Component data from apps and pages
- - - - - - -

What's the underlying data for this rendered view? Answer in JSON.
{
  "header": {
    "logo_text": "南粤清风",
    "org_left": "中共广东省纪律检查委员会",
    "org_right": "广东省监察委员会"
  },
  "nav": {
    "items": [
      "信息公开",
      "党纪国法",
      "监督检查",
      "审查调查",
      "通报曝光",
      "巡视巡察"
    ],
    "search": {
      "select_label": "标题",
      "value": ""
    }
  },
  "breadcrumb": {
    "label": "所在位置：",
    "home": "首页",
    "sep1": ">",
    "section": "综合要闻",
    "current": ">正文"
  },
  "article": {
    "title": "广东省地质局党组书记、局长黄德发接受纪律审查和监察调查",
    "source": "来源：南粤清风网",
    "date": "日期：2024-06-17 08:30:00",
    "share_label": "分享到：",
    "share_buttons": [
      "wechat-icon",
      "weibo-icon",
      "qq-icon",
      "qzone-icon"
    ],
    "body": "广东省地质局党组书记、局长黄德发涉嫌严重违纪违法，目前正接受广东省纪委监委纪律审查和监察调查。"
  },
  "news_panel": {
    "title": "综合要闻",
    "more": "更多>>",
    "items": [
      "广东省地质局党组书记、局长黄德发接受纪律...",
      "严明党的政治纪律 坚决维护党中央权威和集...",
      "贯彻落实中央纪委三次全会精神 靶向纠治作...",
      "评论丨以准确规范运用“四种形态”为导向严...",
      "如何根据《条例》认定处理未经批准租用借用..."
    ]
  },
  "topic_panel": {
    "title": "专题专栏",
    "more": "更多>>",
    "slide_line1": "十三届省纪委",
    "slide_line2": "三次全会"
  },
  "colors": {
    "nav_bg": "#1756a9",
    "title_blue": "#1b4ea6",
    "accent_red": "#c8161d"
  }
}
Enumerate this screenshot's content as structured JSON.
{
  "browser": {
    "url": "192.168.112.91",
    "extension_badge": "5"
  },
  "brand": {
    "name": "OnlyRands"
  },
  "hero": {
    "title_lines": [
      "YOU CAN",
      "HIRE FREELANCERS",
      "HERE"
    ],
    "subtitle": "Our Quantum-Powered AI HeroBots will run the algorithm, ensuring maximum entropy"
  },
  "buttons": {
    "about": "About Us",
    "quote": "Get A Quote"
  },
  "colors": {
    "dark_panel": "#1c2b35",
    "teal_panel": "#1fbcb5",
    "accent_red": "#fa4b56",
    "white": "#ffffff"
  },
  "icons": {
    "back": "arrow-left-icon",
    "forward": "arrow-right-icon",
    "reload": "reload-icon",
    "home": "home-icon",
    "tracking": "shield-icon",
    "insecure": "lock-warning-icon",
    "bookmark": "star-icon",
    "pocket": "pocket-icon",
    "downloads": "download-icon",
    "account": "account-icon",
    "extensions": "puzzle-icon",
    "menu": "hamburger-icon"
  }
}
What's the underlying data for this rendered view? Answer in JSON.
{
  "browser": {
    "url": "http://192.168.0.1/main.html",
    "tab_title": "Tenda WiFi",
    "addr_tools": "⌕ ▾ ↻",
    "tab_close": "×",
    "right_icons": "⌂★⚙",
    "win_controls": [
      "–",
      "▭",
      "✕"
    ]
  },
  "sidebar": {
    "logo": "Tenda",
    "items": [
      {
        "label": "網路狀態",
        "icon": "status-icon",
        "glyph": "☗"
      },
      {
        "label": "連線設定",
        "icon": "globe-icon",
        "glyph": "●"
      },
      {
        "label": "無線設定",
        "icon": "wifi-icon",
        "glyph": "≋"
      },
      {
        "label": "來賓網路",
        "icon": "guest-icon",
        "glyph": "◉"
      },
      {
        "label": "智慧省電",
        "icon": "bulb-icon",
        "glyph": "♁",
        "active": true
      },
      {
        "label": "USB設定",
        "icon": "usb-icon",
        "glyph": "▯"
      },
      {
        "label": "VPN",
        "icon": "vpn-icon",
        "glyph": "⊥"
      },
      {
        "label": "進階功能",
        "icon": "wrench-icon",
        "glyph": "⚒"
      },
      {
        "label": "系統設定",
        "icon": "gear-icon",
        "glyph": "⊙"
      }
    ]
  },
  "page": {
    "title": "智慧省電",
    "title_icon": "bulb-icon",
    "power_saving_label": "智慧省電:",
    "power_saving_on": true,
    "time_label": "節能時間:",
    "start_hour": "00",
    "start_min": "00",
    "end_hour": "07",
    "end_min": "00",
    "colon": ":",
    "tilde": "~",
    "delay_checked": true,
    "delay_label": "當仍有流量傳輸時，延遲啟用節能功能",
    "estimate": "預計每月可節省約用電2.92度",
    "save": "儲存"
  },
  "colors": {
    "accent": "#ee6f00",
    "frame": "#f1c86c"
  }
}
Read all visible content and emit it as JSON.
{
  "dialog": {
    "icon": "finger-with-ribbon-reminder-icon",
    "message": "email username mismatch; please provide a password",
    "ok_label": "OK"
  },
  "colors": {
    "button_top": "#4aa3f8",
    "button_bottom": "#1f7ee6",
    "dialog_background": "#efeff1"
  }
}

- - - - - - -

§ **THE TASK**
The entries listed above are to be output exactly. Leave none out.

§ **EXPECTED ANSWER**
What's the underlying data for this rendered view? Answer in JSON.
{
  "header": {
    "logo_text": "南粤清风",
    "org_left": "中共广东省纪律检查委员会",
    "org_right": "广东省监察委员会"
  },
  "nav": {
    "items": [
      "信息公开",
      "党纪国法",
      "监督检查",
      "审查调查",
      "通报曝光",
      "巡视巡察"
    ],
    "search": {
      "select_label": "标题",
      "value": ""
    }
  },
  "breadcrumb": {
    "label": "所在位置：",
    "home": "首页",
    "sep1": ">",
    "section": "综合要闻",
    "current": ">正文"
  },
  "article": {
    "title": "广东省地质局党组书记、局长黄德发接受纪律审查和监察调查",
    "source": "来源：南粤清风网",
    "date": "日期：2024-06-17 08:30:00",
    "share_label": "分享到：",
    "share_buttons": [
      "wechat-icon",
      "weibo-icon",
      "qq-icon",
      "qzone-icon"
    ],
    "body": "广东省地质局党组书记、局长黄德发涉嫌严重违纪违法，目前正接受广东省纪委监委纪律审查和监察调查。"
  },
  "news_panel": {
    "title": "综合要闻",
    "more": "更多>>",
    "items": [
      "广东省地质局党组书记、局长黄德发接受纪律...",
      "严明党的政治纪律 坚决维护党中央权威和集...",
      "贯彻落实中央纪委三次全会精神 靶向纠治作...",
      "评论丨以准确规范运用“四种形态”为导向严...",
      "如何根据《条例》认定处理未经批准租用借用..."
    ]
  },
  "topic_panel": {
    "title": "专题专栏",
    "more": "更多>>",
    "slide_line1": "十三届省纪委",
    "slide_line2": "三次全会"
  },
  "colors": {
    "nav_bg": "#1756a9",
    "title_blue": "#1b4ea6",
    "accent_red": "#c8161d"
  }
}
Enumerate this screenshot's content as structured JSON.
{
  "browser": {
    "url": "192.168.112.91",
    "extension_badge": "5"
  },
  "brand": {
    "name": "OnlyRands"
  },
  "hero": {
    "title_lines": [
      "YOU CAN",
      "HIRE FREELANCERS",
      "HERE"
    ],
    "subtitle": "Our Quantum-Powered AI HeroBots will run the algorithm, ensuring maximum entropy"
  },
  "buttons": {
    "about": "About Us",
    "quote": "Get A Quote"
  },
  "colors": {
    "dark_panel": "#1c2b35",
    "teal_panel": "#1fbcb5",
    "accent_red": "#fa4b56",
    "white": "#ffffff"
  },
  "icons": {
    "back": "arrow-left-icon",
    "forward": "arrow-right-icon",
    "reload": "reload-icon",
    "home": "home-icon",
    "tracking": "shield-icon",
    "insecure": "lock-warning-icon",
    "bookmark": "star-icon",
    "pocket": "pocket-icon",
    "downloads": "download-icon",
    "account": "account-icon",
    "extensions": "puzzle-icon",
    "menu": "hamburger-icon"
  }
}
What's the underlying data for this rendered view? Answer in JSON.
{
  "browser": {
    "url": "http://192.168.0.1/main.html",
    "tab_title": "Tenda WiFi",
    "addr_tools": "⌕ ▾ ↻",
    "tab_close": "×",
    "right_icons": "⌂★⚙",
    "win_controls": [
      "–",
      "▭",
      "✕"
    ]
  },
  "sidebar": {
    "logo": "Tenda",
    "items": [
      {
        "label": "網路狀態",
        "icon": "status-icon",
        "glyph": "☗"
      },
      {
        "label": "連線設定",
        "icon": "globe-icon",
        "glyph": "●"
      },
      {
        "label": "無線設定",
        "icon": "wifi-icon",
        "glyph": "≋"
      },
      {
        "label": "來賓網路",
        "icon": "guest-icon",
        "glyph": "◉"
      },
      {
        "label": "智慧省電",
        "icon": "bulb-icon",
        "glyph": "♁",
        "active": true
      },
      {
        "label": "USB設定",
        "icon": "usb-icon",
        "glyph": "▯"
      },
      {
        "label": "VPN",
        "icon": "vpn-icon",
        "glyph": "⊥"
      },
      {
        "label": "進階功能",
        "icon": "wrench-icon",
        "glyph": "⚒"
      },
      {
        "label": "系統設定",
        "icon": "gear-icon",
        "glyph": "⊙"
      }
    ]
  },
  "page": {
    "title": "智慧省電",
    "title_icon": "bulb-icon",
    "power_saving_label": "智慧省電:",
    "power_saving_on": true,
    "time_label": "節能時間:",
    "start_hour": "00",
    "start_min": "00",
    "end_hour": "07",
    "end_min": "00",
    "colon": ":",
    "tilde": "~",
    "delay_checked": true,
    "delay_label": "當仍有流量傳輸時，延遲啟用節能功能",
    "estimate": "預計每月可節省約用電2.92度",
    "save": "儲存"
  },
  "colors": {
    "accent": "#ee6f00",
    "frame": "#f1c86c"
  }
}
Read all visible content and emit it as JSON.
{
  "dialog": {
    "icon": "finger-with-ribbon-reminder-icon",
    "message": "email username mismatch; please provide a password",
    "ok_label": "OK"
  },
  "colors": {
    "button_top": "#4aa3f8",
    "button_bottom": "#1f7ee6",
    "dialog_background": "#efeff1"
  }
}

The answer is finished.